There was a lot that was rich today in our meeting for worship, and I am tempted to try to transliterate it all onto the page of this blog. But I don't think I could capture the life of the messages, and that's not really what I think I need to write about tonight, anyway. Instead, I want to write about something that rose for me that was entirely personal: an encounter with the god with arms.
Liz Opp at The Good Raised Up recently picked up the thread of my Quaker Pagan identity posts from this month, and used them to reflect on the process of transitioning from one spiritual identity to another. In responding to her post, trying to reflect once again on what it is in Paganism that makes me continue to identify as Pagan as well as Quaker, I think I implied that I do so primarily out of loyalty to Pagans as a people.
I think I implied it because I have wondered it--is this my only real reason for staying?
I don't often write here of my relationships with the gods of Paganism. When I do refer to them, I usually do so in the past tense. Are those relationships, then, a thing of the past tense? Surely the gods should be as important to me as the people of the Pagan community, if I am in fact Pagan.

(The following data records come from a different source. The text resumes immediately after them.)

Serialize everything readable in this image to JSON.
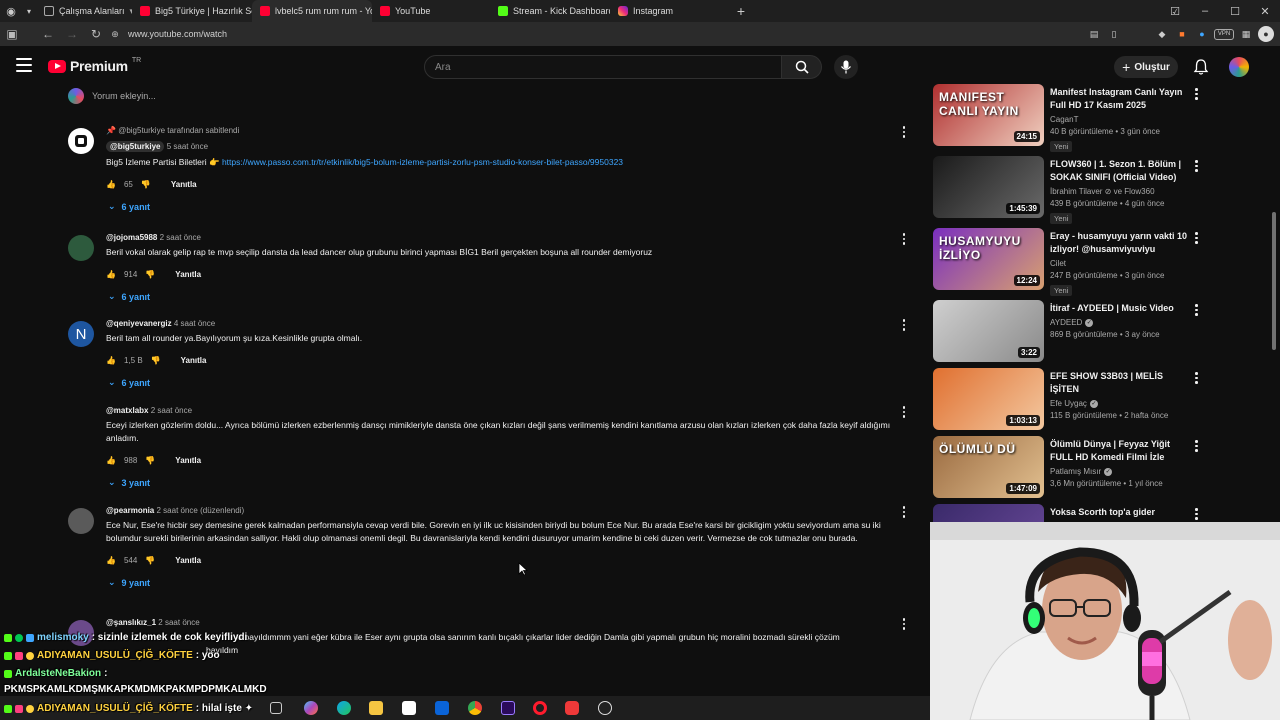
{
  "browser": {
    "tabs": [
      {
        "label": "Çalışma Alanları",
        "color": "#5f6368"
      },
      {
        "label": "Big5 Türkiye | Hazırlık Sezo",
        "color": "#ff0033"
      },
      {
        "label": "lvbelc5 rum rum rum - You",
        "color": "#ff0033",
        "active": true
      },
      {
        "label": "YouTube",
        "color": "#ff0033"
      },
      {
        "label": "Stream - Kick Dashboard",
        "color": "#53fc18"
      },
      {
        "label": "Instagram",
        "color": "#e1306c"
      }
    ],
    "new_tab": "+",
    "url": "www.youtube.com/watch"
  },
  "header": {
    "logo_text": "Premium",
    "logo_region": "TR",
    "search_placeholder": "Ara",
    "create_label": "Oluştur"
  },
  "comments": {
    "add_placeholder": "Yorum ekleyin...",
    "items": [
      {
        "pinned": "@big5turkiye tarafından sabitlendi",
        "author": "@big5turkiye",
        "time": "5 saat önce",
        "text": "Big5 İzleme Partisi Biletleri 👉",
        "link": "https://www.passo.com.tr/tr/etkinlik/big5-bolum-izleme-partisi-zorlu-psm-studio-konser-bilet-passo/9950323",
        "likes": "65",
        "reply": "Yanıtla",
        "replies": "6 yanıt"
      },
      {
        "author": "@jojoma5988",
        "time": "2 saat önce",
        "text": "Beril vokal olarak gelip rap te mvp seçilip dansta da lead dancer olup grubunu birinci yapması BİG1 Beril gerçekten boşuna all rounder demiyoruz",
        "likes": "914",
        "reply": "Yanıtla",
        "replies": "6 yanıt"
      },
      {
        "author": "@qeniyevanergiz",
        "time": "4 saat önce",
        "avatar_letter": "N",
        "text": "Beril tam all rounder ya.Bayılıyorum şu kıza.Kesinlikle grupta olmalı.",
        "likes": "1,5 B",
        "reply": "Yanıtla",
        "replies": "6 yanıt"
      },
      {
        "author": "@matxlabx",
        "time": "2 saat önce",
        "text": "Eceyi izlerken gözlerim doldu... Ayrıca bölümü izlerken ezberlenmiş dansçı mimikleriyle dansta öne çıkan kızları değil şans verilmemiş kendini kanıtlama arzusu olan kızları izlerken çok daha fazla keyif aldığımı anladım.",
        "likes": "988",
        "reply": "Yanıtla",
        "replies": "3 yanıt"
      },
      {
        "author": "@pearmonia",
        "time": "2 saat önce (düzenlendi)",
        "text": "Ece Nur, Ese're hicbir sey demesine gerek kalmadan performansiyla cevap verdi bile. Gorevin en iyi ilk uc kisisinden biriydi bu bolum Ece Nur. Bu arada Ese're karsi bir gicikligim yoktu seviyordum ama su iki bolumdur surekli birilerinin arkasindan salliyor. Hakli olup olmamasi onemli degil. Bu davranislariyla kendi kendini dusuruyor umarim kendine bi ceki duzen verir. Vermezse de cok tutmazlar onu burada.",
        "likes": "544",
        "reply": "Yanıtla",
        "replies": "9 yanıt"
      },
      {
        "author": "@şanslıkız_1",
        "time": "2 saat önce",
        "text": "ki bayıldımmm yani eğer kübra ile Eser aynı grupta olsa sanırım kanlı bıçaklı çıkarlar lider dediğin Damla gibi yapmalı grubun hiç moralini bozmadı sürekli çözüm",
        "text2": "bayıldım"
      }
    ]
  },
  "recommendations": [
    {
      "title": "Manifest Instagram Canlı Yayın Full HD 17 Kasım 2025",
      "channel": "CaganT",
      "verified": false,
      "views": "40 B görüntüleme",
      "age": "3 gün önce",
      "badge": "Yeni",
      "duration": "24:15",
      "overlay": "MANIFEST CANLI YAYIN",
      "c1": "#b03030",
      "c2": "#f0d0c0"
    },
    {
      "title": "FLOW360 | 1. Sezon 1. Bölüm | SOKAK SINIFI (Official Video)",
      "channel": "İbrahim Tilaver ⊘ ve Flow360",
      "verified": false,
      "views": "439 B görüntüleme",
      "age": "4 gün önce",
      "badge": "Yeni",
      "duration": "1:45:39",
      "overlay": "",
      "c1": "#1a1a1a",
      "c2": "#6a6a6a"
    },
    {
      "title": "Eray - husamyuyu yarın vakti 10 izliyor! @husamviyuviyu",
      "channel": "Cilet",
      "verified": false,
      "views": "247 B görüntüleme",
      "age": "3 gün önce",
      "badge": "Yeni",
      "duration": "12:24",
      "overlay": "HUSAMYUYU İZLİYO",
      "c1": "#7a2fbf",
      "c2": "#d8a070"
    },
    {
      "title": "İtiraf - AYDEED | Music Video",
      "channel": "AYDEED",
      "verified": true,
      "views": "869 B görüntüleme",
      "age": "3 ay önce",
      "badge": "",
      "duration": "3:22",
      "overlay": "",
      "c1": "#cfcfcf",
      "c2": "#8a8a8a"
    },
    {
      "title": "EFE SHOW S3B03 | MELİS İŞİTEN",
      "channel": "Efe Uygaç",
      "verified": true,
      "views": "115 B görüntüleme",
      "age": "2 hafta önce",
      "badge": "",
      "duration": "1:03:13",
      "overlay": "",
      "c1": "#e07030",
      "c2": "#f3c8a0"
    },
    {
      "title": "Ölümlü Dünya | Feyyaz Yiğit FULL HD Komedi Filmi İzle",
      "channel": "Patlamış Mısır",
      "verified": true,
      "views": "3,6 Mn görüntüleme",
      "age": "1 yıl önce",
      "badge": "",
      "duration": "1:47:09",
      "overlay": "ÖLÜMLÜ DÜ",
      "c1": "#9a6a40",
      "c2": "#e2c090"
    },
    {
      "title": "Yoksa Scorth top'a gider",
      "channel": "",
      "verified": false,
      "views": "",
      "age": "",
      "badge": "",
      "duration": "",
      "overlay": "",
      "c1": "#3a2a6a",
      "c2": "#6a4a9a"
    }
  ],
  "chat": [
    {
      "user": "melismoky",
      "msg": ": sizinle izlemek de cok keyifliydi",
      "color": "#7fd4ff"
    },
    {
      "user": "ADIYAMAN_USULÜ_ÇİĞ_KÖFTE",
      "msg": ": yoo",
      "color": "#ffd23f"
    },
    {
      "user": "ArdalsteNeBakion",
      "msg": ":",
      "color": "#7fff9a"
    },
    {
      "user": "",
      "msg": "PKMSPKAMLKDMŞMKAPKMDMKPAKMPDPMKALMKD",
      "color": "#ffffff"
    },
    {
      "user": "ADIYAMAN_USULÜ_ÇİĞ_KÖFTE",
      "msg": ": hilal işte ✦",
      "color": "#ffd23f"
    }
  ]
}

I don't think I've wanted to let myself think about that one very closely.
Part of the reason, of course, that I do not write much about Pagan gods is that most of my regular worship comes in the context of my Quaker meeting. And, though Peter might disagree, it has not been my experience that Quaker meeting lends itself to communion with the Pagan gods and goddesses. What I experience in Quaker meeting is something different, as a rule.
My most meaningful experiences of Pagan worship have usually taken the form of dreams and trance journeys. Under Peter's influence, I've done trance journey work to a recording of a drum; before I was with Peter, I was as likely to depend on my own breath for the rhythm that would drive my journey. Standard-issue Harneresque stuff, at least in some ways. I won't bore anyone with technique, since I think technique is what matters least.

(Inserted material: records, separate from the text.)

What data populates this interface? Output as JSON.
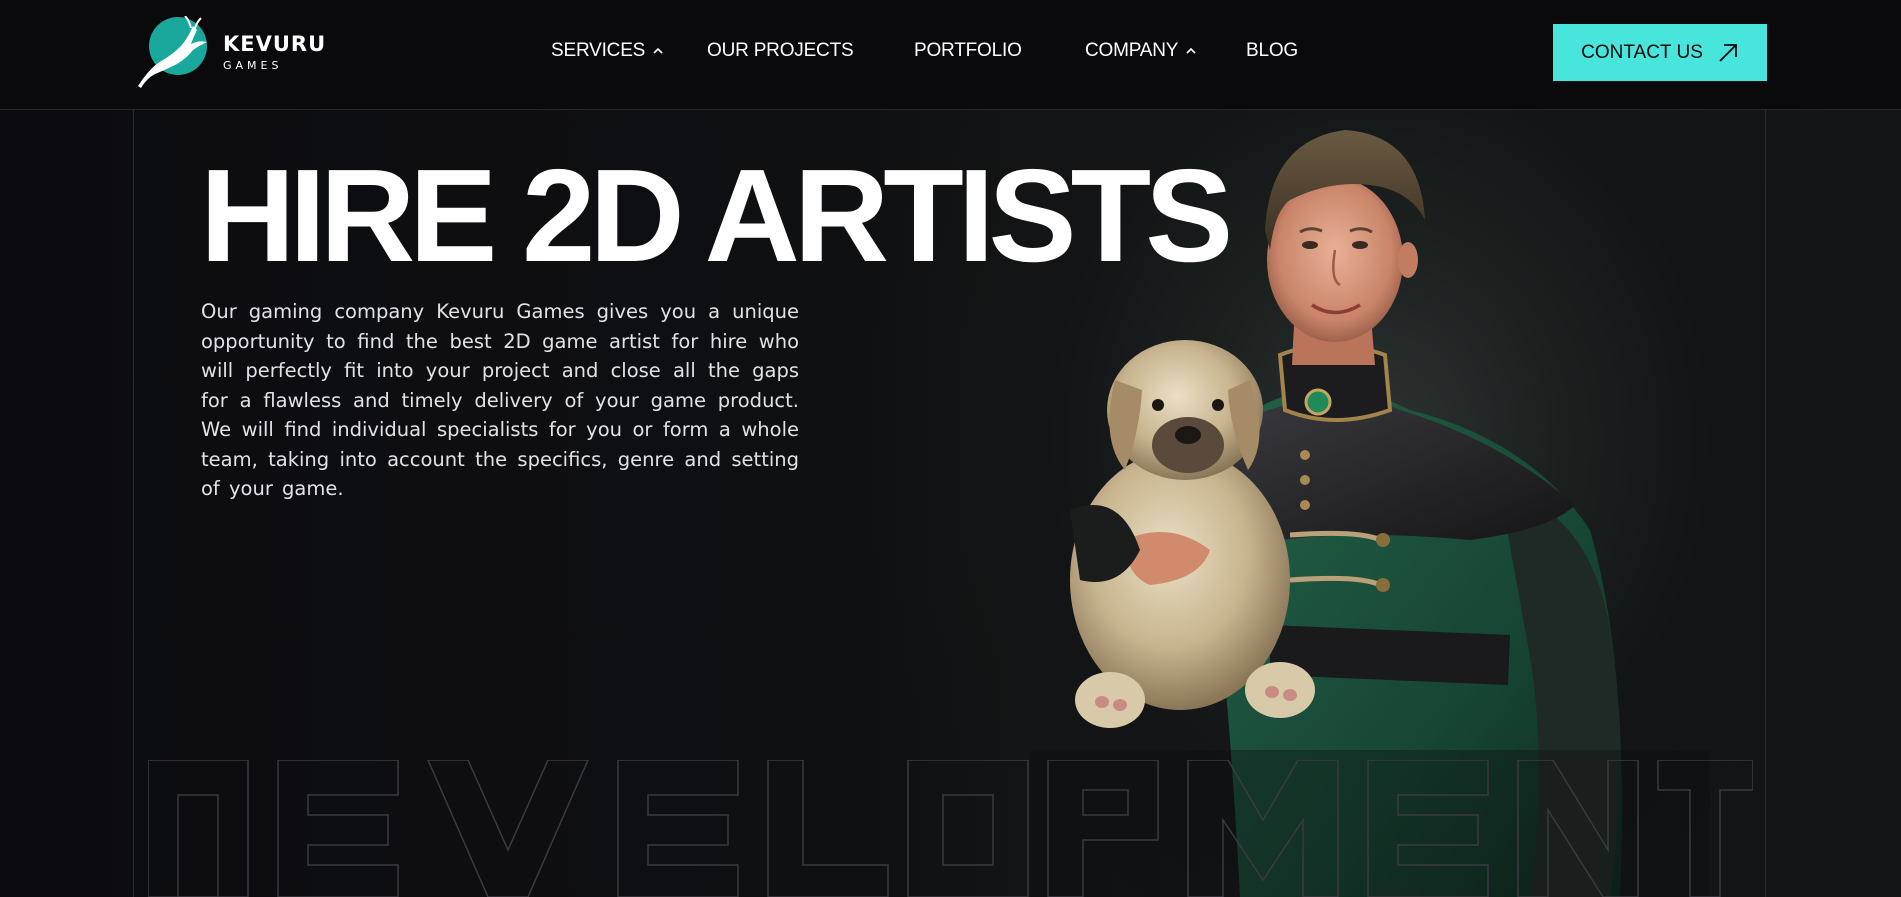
{
  "brand": {
    "name": "KEVURU",
    "sub": "GAMES",
    "logo_icon": "antelope-leaping-icon",
    "accent_color": "#48e5dc"
  },
  "nav": {
    "items": [
      {
        "label": "SERVICES",
        "has_dropdown": true
      },
      {
        "label": "OUR PROJECTS",
        "has_dropdown": false
      },
      {
        "label": "PORTFOLIO",
        "has_dropdown": false
      },
      {
        "label": "COMPANY",
        "has_dropdown": true
      },
      {
        "label": "BLOG",
        "has_dropdown": false
      }
    ],
    "cta_label": "CONTACT US",
    "cta_icon": "arrow-up-right-icon"
  },
  "hero": {
    "title": "HIRE 2D ARTISTS",
    "description": "Our gaming company Kevuru Games gives you a unique opportunity to find the best 2D game artist for hire who will perfectly fit into your project and close all the gaps for a flawless and timely delivery of your game product. We will find individual specialists for you or form a whole team, taking into account the specifics, genre and setting of your game.",
    "illustration": "young-man-in-green-tunic-holding-puppy",
    "watermark_text": "DEVELOPMENT"
  }
}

But of all the things that have meant something important to me in Paganism, direct encounters with the gods, in the course of dreams or trance work, have been the most important. And every now and then, without trance work, I'll have a sense of one of them--of Rosie, the aspect of the Goddess I relate to most often, or of Herne, horned god of the hunt--close to me. With inward hearing and with inward vision I will glimpse them, and hear what they have to say, in the split second before they are gone.
I had one of those flashes today in meeting for worship, and it's comforted me a lot.
Our worship today had a strong universalist thread winding through several messages. J.H. rose at one point, and shared the story of a Friend she knew through her work with the GLBT Affairs committee, whose life had been a ruin of addictions and unhappiness until the day he heard a voice, which said to him something like, "Hi--I'm Jesus. It doesn't have to be like this. Come home." And he did--as he put it, he went into those arms, and he told his hearers, "Don't hold this against me, please. At that point, I needed a god with arms."
J.H. finished her message by reflecting on how often she has needed a god with arms, and sat down.
And right then, I heard a voice in my inward ear, and felt as though Herne were sitting right behind me on the bench. I felt his strong, brown arms enfold me, and I heard his voice say to me, "When you need a god with arms, I will be that god."
I've been struggling with a concern that my time as Herne's daughter was over and done. That perhaps, when I offered him my loyalty and my love so many years ago, he had not accepted it--or that he had passed me along to that Other God that speaks in the silence. And, though I love that Other God, I love Herne, too.
I know that the courage to let go of the familiar--whether it be a spiritual label, a job, a home, or a vision of myself--is one of the things Herne loves about me. This I know: he'd rather see me follow another god than lose that integrity. If that were where the path led, I suspect he would be quite stern with me, in expecting me to follow it. I could not be faithful to him any other way.
But apparently, that is not required, at least for the moment. And now I know this, too: when I need a god with arms, his will be there for me. And that eases my mind.